“There is nothing more difficult to carry out, nor more doubtful of success, nor more dangerous to manage, than to initiate a new order of things. For the initiator has the enmity of all who would profit by preservation of the old system, and merely lukewarm defenders in those who would gain by the new one”
The Napa Valley USD has made 21st Century learning one of its three main goals along with college & career readiness and closing the achievement gap. Inquiry-based methodologies and the 4 C's have been identified by the School Board as top priorities. But now...what do we do? Where do we start? The first task of transitional leadership is to convince people to leave home. Transition is about new outlooks, new identities, new mind sets, new realities; it goes on inside a person, it takes longer.

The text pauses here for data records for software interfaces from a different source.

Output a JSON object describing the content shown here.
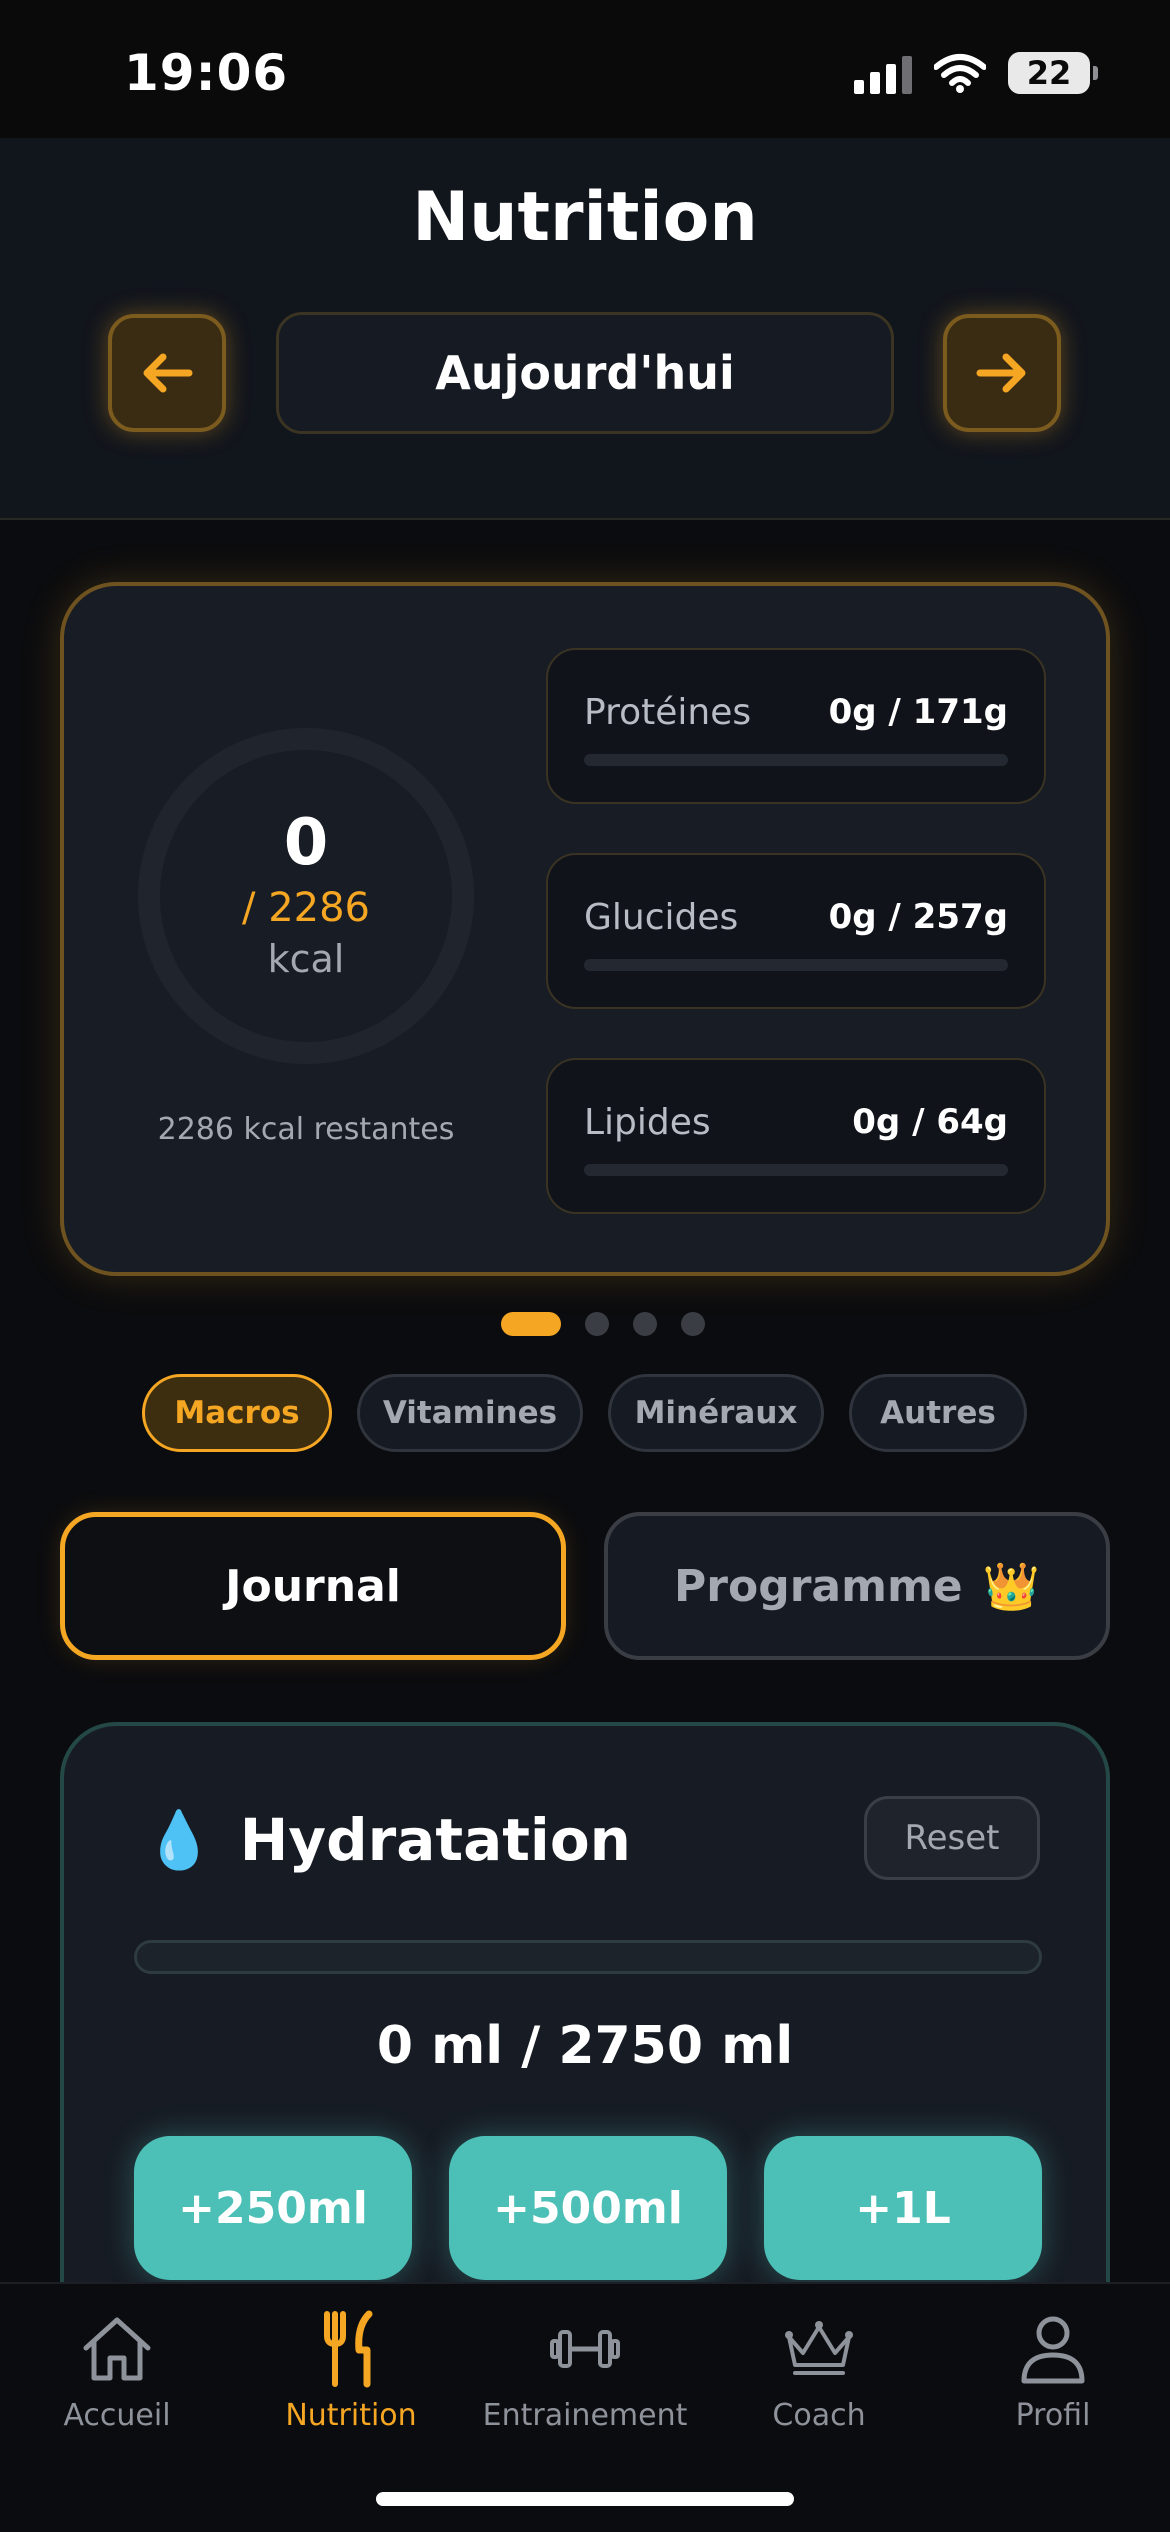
{
  "status_bar": {
    "time": "19:06",
    "battery": "22"
  },
  "header": {
    "title": "Nutrition",
    "date_label": "Aujourd'hui"
  },
  "summary": {
    "kcal_consumed": "0",
    "kcal_goal": "/ 2286",
    "kcal_unit": "kcal",
    "remaining": "2286 kcal restantes",
    "macros": [
      {
        "label": "Protéines",
        "value": "0g / 171g",
        "progress": 0
      },
      {
        "label": "Glucides",
        "value": "0g / 257g",
        "progress": 0
      },
      {
        "label": "Lipides",
        "value": "0g / 64g",
        "progress": 0
      }
    ]
  },
  "pager": {
    "pages": 4,
    "active": 0
  },
  "chips": [
    {
      "label": "Macros",
      "active": true
    },
    {
      "label": "Vitamines",
      "active": false
    },
    {
      "label": "Minéraux",
      "active": false
    },
    {
      "label": "Autres",
      "active": false
    }
  ],
  "toggle": {
    "journal": "Journal",
    "programme": "Programme",
    "programme_icon": "👑"
  },
  "hydration": {
    "icon": "💧",
    "title": "Hydratation",
    "reset_label": "Reset",
    "amount": "0 ml / 2750 ml",
    "progress": 0,
    "buttons": [
      "+250ml",
      "+500ml",
      "+1L"
    ]
  },
  "tab_bar": [
    {
      "label": "Accueil",
      "icon": "home-icon",
      "active": false
    },
    {
      "label": "Nutrition",
      "icon": "fork-knife-icon",
      "active": true
    },
    {
      "label": "Entrainement",
      "icon": "dumbbell-icon",
      "active": false
    },
    {
      "label": "Coach",
      "icon": "crown-icon",
      "active": false
    },
    {
      "label": "Profil",
      "icon": "person-icon",
      "active": false
    }
  ],
  "colors": {
    "accent": "#f5a623",
    "teal": "#4cc0b6",
    "background": "#0b0c0f"
  }
}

Currently, teachers primarily use activity-driven rubrics to assess project-based learning assignments. These rubrics include ways to evaluate student work products and processes, but not necessarily the “soft skills” inherent in project-based learning.
These soft skills include the ability to communicate effectively, interpretation and analysis, reasoning, problem solving, and reflection, among others. These skills are notoriously difficult to assess. As a result, teachers often neglect to evaluate skills such as collaboration, or opt to assign unsubstantiated grades to things such as “teamwork” or “creativity” without providing both themselves and their students with the parameters, learning objectives or outcomes for such skills.
Assessing the 4 Cs and other soft skills will take on increasing importance with the burgeoning importance of project-based learning, 21st Century skills, the Common Core standards, and next generation assessments like those being developed by SmarterBalanced.
Shifts in Teaching & Learning Models
One of the keys of transitional leadership is to define the results you can get and then get results. Sounds easy enough, right? But how do we go about defining what success looks like when everything is so new and as-yet, not clearly defined. Further still, what we're trying to define and measure are intangible. Witnessing colleagues both at the sites I worked at as a building-level leader and at the district level grapple with this daunting task inspired my research and exploration into what assessment and evaluation looks like in the new educational frontier.